======== THE DATA ========

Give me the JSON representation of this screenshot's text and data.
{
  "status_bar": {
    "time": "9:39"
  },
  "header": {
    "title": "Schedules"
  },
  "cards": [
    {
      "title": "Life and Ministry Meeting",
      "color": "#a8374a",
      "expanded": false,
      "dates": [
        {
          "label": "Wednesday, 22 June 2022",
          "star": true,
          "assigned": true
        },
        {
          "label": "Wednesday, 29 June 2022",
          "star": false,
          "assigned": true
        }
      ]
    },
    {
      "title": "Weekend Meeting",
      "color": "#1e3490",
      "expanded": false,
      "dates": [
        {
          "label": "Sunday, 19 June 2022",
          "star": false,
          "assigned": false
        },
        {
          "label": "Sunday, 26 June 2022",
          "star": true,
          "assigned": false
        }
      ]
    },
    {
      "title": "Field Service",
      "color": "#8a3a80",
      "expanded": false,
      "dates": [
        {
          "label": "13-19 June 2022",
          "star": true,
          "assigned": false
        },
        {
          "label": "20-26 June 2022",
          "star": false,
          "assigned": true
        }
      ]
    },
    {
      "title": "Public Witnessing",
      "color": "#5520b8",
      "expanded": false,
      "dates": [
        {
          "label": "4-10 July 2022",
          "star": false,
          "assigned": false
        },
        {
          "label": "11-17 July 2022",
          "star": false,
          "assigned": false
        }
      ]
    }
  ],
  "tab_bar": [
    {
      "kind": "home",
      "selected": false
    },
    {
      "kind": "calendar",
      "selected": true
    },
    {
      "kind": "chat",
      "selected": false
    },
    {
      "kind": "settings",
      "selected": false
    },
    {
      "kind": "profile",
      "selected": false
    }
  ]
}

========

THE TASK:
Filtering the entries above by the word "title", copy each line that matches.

EXERCISE RESULT:
    "title": "Schedules"
      "title": "Life and Ministry Meeting",
      "title": "Weekend Meeting",
      "title": "Field Service",
      "title": "Public Witnessing",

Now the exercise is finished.